The light at the end of the tunnel
23 March 2015
This Thursday even as I was watching Frieda Mock’s stunning documentary Anita (2013) at the Culture Lab, my mind could not but wander back to the disturbing, yet beautifully crafted Indian film Bawandar (2000).
These are the bare facts of the two films- Anita Hill’s is the story of an American Law professor who in 1991 accused U.S. Supreme Court nominee Clarence Thomas, her supervisor at the U.S. Department of Education and the Equal Employment Opportunity Commission, of sexual harassment. The very public hearings, and the slew of allegations and counter-allegations made her a nationally recognized figure- idolized and berated in equal measure. Ultimately, Thomas was elected to the Supreme Court by a slim majority, but Anita went on to become a crusader for the rights of all American women at the workplace, at a time when sexual harassment in the workplace was not a topic most Americans were even comfortable discussing. Bawandar tells the story of Bhanwari Devi- a watershed case for the issue of workplace sexual harassment in India. Bhanwari- a Government worker in rural Rajasthan was gang raped by a group of powerful upper-caste men when she tried preventing child marriage in her village-which was part of her job. Her case, which turned into a protracted legal battle went on to the Supreme Court of India, which ultimately issued the Vishakha guidelines (named after the NGO that took up her case) on workplace sexual harassment of women in India.
“It is not about the sex- it is all about power”- poignant words from the Anita Hill documentary that helps one grapple with the modern fault lines of gender and politics. Perhaps it is too naïve to think that all men gladly welcome women into the workplace and create inclusive spaces for them. After all, isn’t empowerment of one side always accompanied by giving up the monopoly on power by the other? This question of course has been turned on its head by Emma Watson’s brilliant new campaign HeForShe, were she expressively argues that men have as much to gain from sharing power as women do- whether at the workplace or at home. This conflict about power becomes amply evident in the victim blaming in Anita’s case, or the ostracism that Bhanwari faces in her own village for daring to speak up against the traditional bases of power- upper caste men. In Anita’s case, things were complicated by the fact that Thomas was a black man- who did not shy away from using this fact to his advantage. To a stunned jury he accused American society of carrying out a modern day “digital lynching” at a time when hanging black men on trees was no longer possible.

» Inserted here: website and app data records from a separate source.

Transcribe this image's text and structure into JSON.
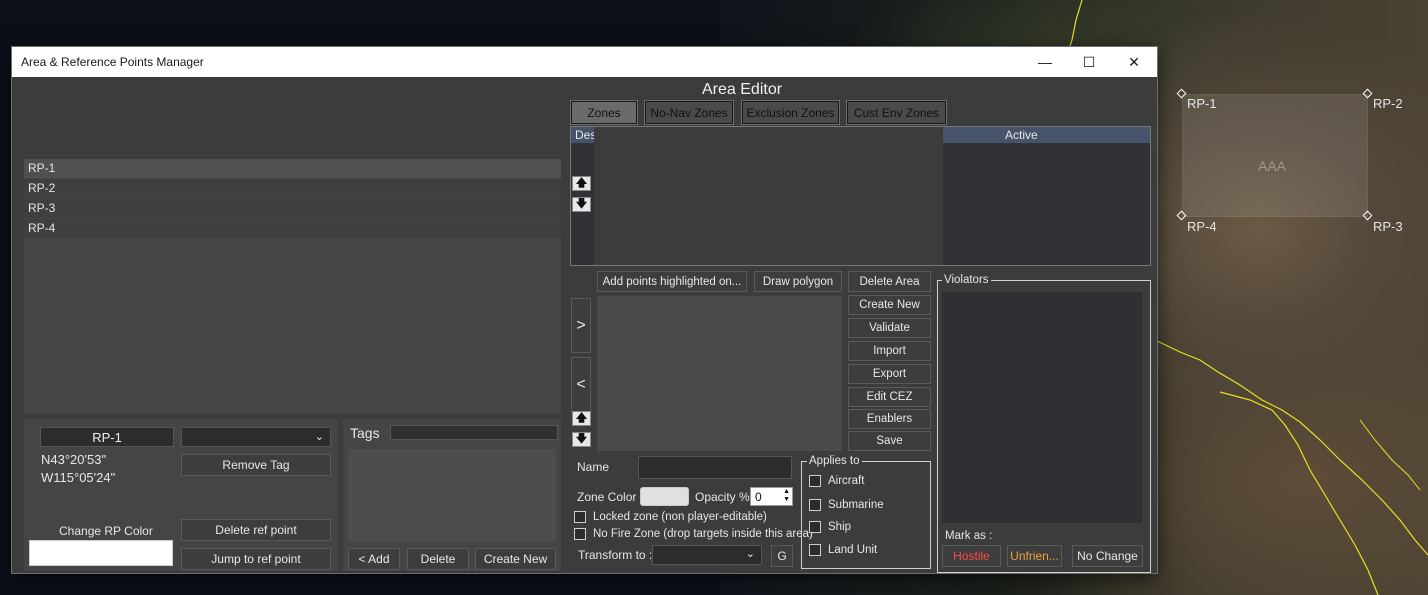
{
  "map": {
    "zone_label": "AAA",
    "ref_points": [
      "RP-1",
      "RP-2",
      "RP-3",
      "RP-4"
    ]
  },
  "window": {
    "title": "Area & Reference Points Manager",
    "controls": {
      "minimize": "—",
      "maximize": "☐",
      "close": "✕"
    }
  },
  "rp_manager": {
    "items": [
      "RP-1",
      "RP-2",
      "RP-3",
      "RP-4"
    ],
    "selected": {
      "name": "RP-1",
      "lat": "N43°20'53\"",
      "lon": "W115°05'24\"",
      "tag_dropdown": ""
    },
    "buttons": {
      "remove_tag": "Remove Tag",
      "change_color": "Change RP Color",
      "delete_ref": "Delete ref point",
      "jump_ref": "Jump to ref point"
    },
    "tags": {
      "title": "Tags",
      "add": "< Add",
      "delete": "Delete",
      "create_new": "Create New"
    }
  },
  "area_editor": {
    "title": "Area Editor",
    "tabs": [
      "Zones",
      "No-Nav Zones",
      "Exclusion Zones",
      "Cust Env Zones"
    ],
    "table_headers": {
      "description": "Des",
      "active": "Active"
    },
    "buttons": {
      "add_points": "Add points highlighted on...",
      "draw_polygon": "Draw polygon",
      "delete_area": "Delete Area",
      "create_new": "Create New",
      "validate": "Validate",
      "import": "Import",
      "export": "Export",
      "edit_cez": "Edit CEZ",
      "enablers": "Enablers",
      "save": "Save",
      "move_right": ">",
      "move_left": "<",
      "g": "G"
    },
    "name_label": "Name",
    "name_value": "",
    "zone_color_label": "Zone Color",
    "opacity_label": "Opacity %",
    "opacity_value": "0",
    "locked_label": "Locked zone (non player-editable)",
    "nofire_label": "No Fire Zone (drop targets inside this area)",
    "transform_label": "Transform to :",
    "applies_to": {
      "title": "Applies to",
      "items": [
        "Aircraft",
        "Submarine",
        "Ship",
        "Land Unit"
      ]
    },
    "violators": {
      "title": "Violators",
      "mark_as": "Mark as :",
      "hostile": "Hostile",
      "unfriendly": "Unfrien...",
      "no_change": "No Change",
      "colors": {
        "hostile": "#ff4a4a",
        "unfriendly": "#e8a23a"
      }
    }
  }
}
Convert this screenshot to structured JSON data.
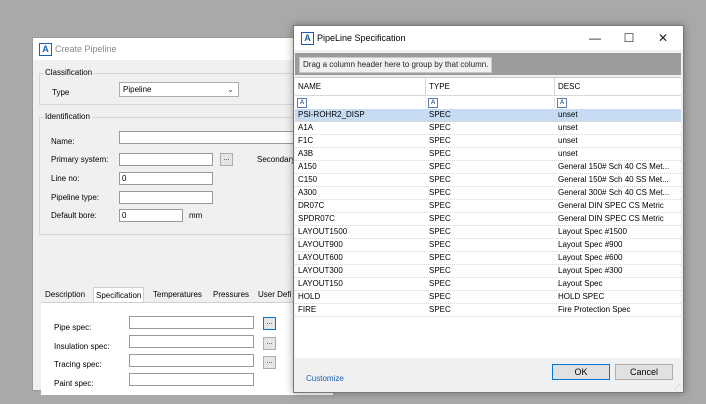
{
  "create_pipeline": {
    "title": "Create Pipeline",
    "classification": {
      "group_label": "Classification",
      "type_label": "Type",
      "type_value": "Pipeline"
    },
    "identification": {
      "group_label": "Identification",
      "name_label": "Name:",
      "primary_system_label": "Primary system:",
      "secondary_label": "Secondary",
      "line_no_label": "Line no:",
      "line_no_value": "0",
      "pipeline_type_label": "Pipeline type:",
      "default_bore_label": "Default bore:",
      "default_bore_value": "0",
      "bore_unit": "mm",
      "browse_glyph": "..."
    },
    "tabs": [
      "Description",
      "Specification",
      "Temperatures",
      "Pressures",
      "User Defi"
    ],
    "specification": {
      "pipe_spec_label": "Pipe spec:",
      "insulation_spec_label": "Insulation spec:",
      "tracing_spec_label": "Tracing spec:",
      "paint_spec_label": "Paint spec:",
      "browse_glyph": "..."
    }
  },
  "pipeline_spec": {
    "title": "PipeLine Specification",
    "window_buttons": {
      "minimize": "—",
      "maximize": "☐",
      "close": "✕"
    },
    "group_hint": "Drag a column header here to group by that column.",
    "columns": [
      "NAME",
      "TYPE",
      "DESC"
    ],
    "filter_glyph": "A",
    "selected_row": 0,
    "rows": [
      {
        "name": "PSI-ROHR2_DISP",
        "type": "SPEC",
        "desc": "unset"
      },
      {
        "name": "A1A",
        "type": "SPEC",
        "desc": "unset"
      },
      {
        "name": "F1C",
        "type": "SPEC",
        "desc": "unset"
      },
      {
        "name": "A3B",
        "type": "SPEC",
        "desc": "unset"
      },
      {
        "name": "A150",
        "type": "SPEC",
        "desc": "General 150# Sch 40 CS Met..."
      },
      {
        "name": "C150",
        "type": "SPEC",
        "desc": "General 150# Sch 40 SS Met..."
      },
      {
        "name": "A300",
        "type": "SPEC",
        "desc": "General 300# Sch 40 CS Met..."
      },
      {
        "name": "DR07C",
        "type": "SPEC",
        "desc": "General DIN SPEC CS Metric"
      },
      {
        "name": "SPDR07C",
        "type": "SPEC",
        "desc": "General DIN SPEC CS Metric"
      },
      {
        "name": "LAYOUT1500",
        "type": "SPEC",
        "desc": "Layout Spec #1500"
      },
      {
        "name": "LAYOUT900",
        "type": "SPEC",
        "desc": "Layout Spec #900"
      },
      {
        "name": "LAYOUT600",
        "type": "SPEC",
        "desc": "Layout Spec #600"
      },
      {
        "name": "LAYOUT300",
        "type": "SPEC",
        "desc": "Layout Spec #300"
      },
      {
        "name": "LAYOUT150",
        "type": "SPEC",
        "desc": "Layout Spec"
      },
      {
        "name": "HOLD",
        "type": "SPEC",
        "desc": "HOLD SPEC"
      },
      {
        "name": "FIRE",
        "type": "SPEC",
        "desc": "Fire Protection Spec"
      }
    ],
    "customize_label": "Customize",
    "ok_label": "OK",
    "cancel_label": "Cancel"
  },
  "icon_glyph": "A"
}
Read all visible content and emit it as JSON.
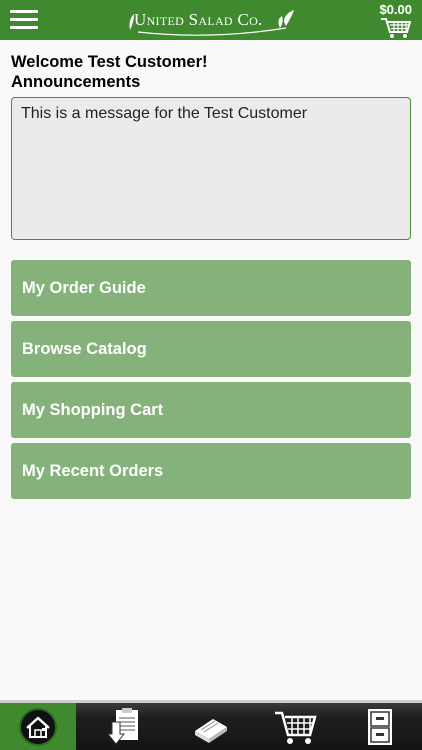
{
  "header": {
    "logo_text": "United Salad Co.",
    "cart_total": "$0.00"
  },
  "main": {
    "welcome": "Welcome Test Customer!",
    "announcements_title": "Announcements",
    "announcement_message": "This is a message for the Test Customer"
  },
  "menu": [
    {
      "label": "My Order Guide"
    },
    {
      "label": "Browse Catalog"
    },
    {
      "label": "My Shopping Cart"
    },
    {
      "label": "My Recent Orders"
    }
  ],
  "tabbar": {
    "tabs": [
      {
        "icon": "home-icon"
      },
      {
        "icon": "clipboard-download-icon"
      },
      {
        "icon": "catalog-book-icon"
      },
      {
        "icon": "shopping-cart-icon"
      },
      {
        "icon": "file-cabinet-icon"
      }
    ]
  },
  "colors": {
    "brand_green": "#3f8a2e",
    "button_green": "#84b27a",
    "tabbar_dark": "#1e1e1e"
  }
}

Both films also bring out the larger churning that is happening in society where it is no longer surprising for women to have balanced careers- where responsibilities of home and work are both deftly taken care of. This, notwithstanding recent controversial comments that women can never hope to “have it all”. Sheryl Sandberg eloquently argues they can have it all, if only they learn to Lean In. And recently, a gay father wrote an equally striking article in the Washington Times (I’m a dad, so why do people call me ‘Mrs.’?) pointing out that if only men could start leaning in too- at home, not at work- how it would vastly improve the quality of the parenting we offer our children.
After the screening I asked Frieda Mock how Thomas’s election to the Supreme Court made her feel as an American woman, and what impact it had on American society. Predictably enough she was devastated, and Thomas’ many judgments on cases related to women’s rights in America justified all her fears of having a misogynist at the helm of power. But the case also galvanized American women like never before to fight for their dignity and their rights. Anita Hill herself never gave up, and after the initial shock – she barely could speak more than a few words on camera when television journalists asked for her reaction to Thomas’s election- went ahead defiantly writing books, giving lectures, appearing on television shows, and generally speaking to as many women and men as possible, articulating her story and her dreams of witnessing a better tomorrow. Anita still maintains the stacks of letters she received from across the country following her testimony, and the documentary shows her randomly picking one- it turns out to be a letter she received the very next week after she gained nationwide recognition, where the writer- a man- congratulates her for fighting for the safe future of her two granddaughters.
And that is the light at the end of the tunnel. As one looks as the footages of a frail young woman walking into a courtroom packed with hostile and unbelieving white men, it is her passion for what she believed in because of which today young girls in schools across America know what their rights are, they know what is acceptable and what is not, they know that the state will back them up when they do press the red button. Also, let us never forget Bhanwari Devi, who for years had no choice but to live in the same village as her powerful and influential rapists- people with such connections that an MLA even organized a ‘Victory Rally’ in Jaipur when a lower court let them away, with active participation of the women’s wing of the party which accused Bhanwari among other things of being a liar. “Tell our village elders you raped me, restore my dignity” was Bhanvari’s response when they tried to buy her out. And finally, let us thank her too- for it was because of the courage and conviction of this one woman from an obscure village in Rajasthan that every working woman in India today has legal protection against all forms of sexual harassment.
The screening of Anita took place at the Godrej India Culture Lab on Thursday, 19th March 2015 as part of our regular Film Club series. Learn more about the screening here: http://indiaculturelab.org/events/book-and-film-club/anita/
Udayan Dhar works at Godrej Industries and is a part of the Diversity and Inclusion Team.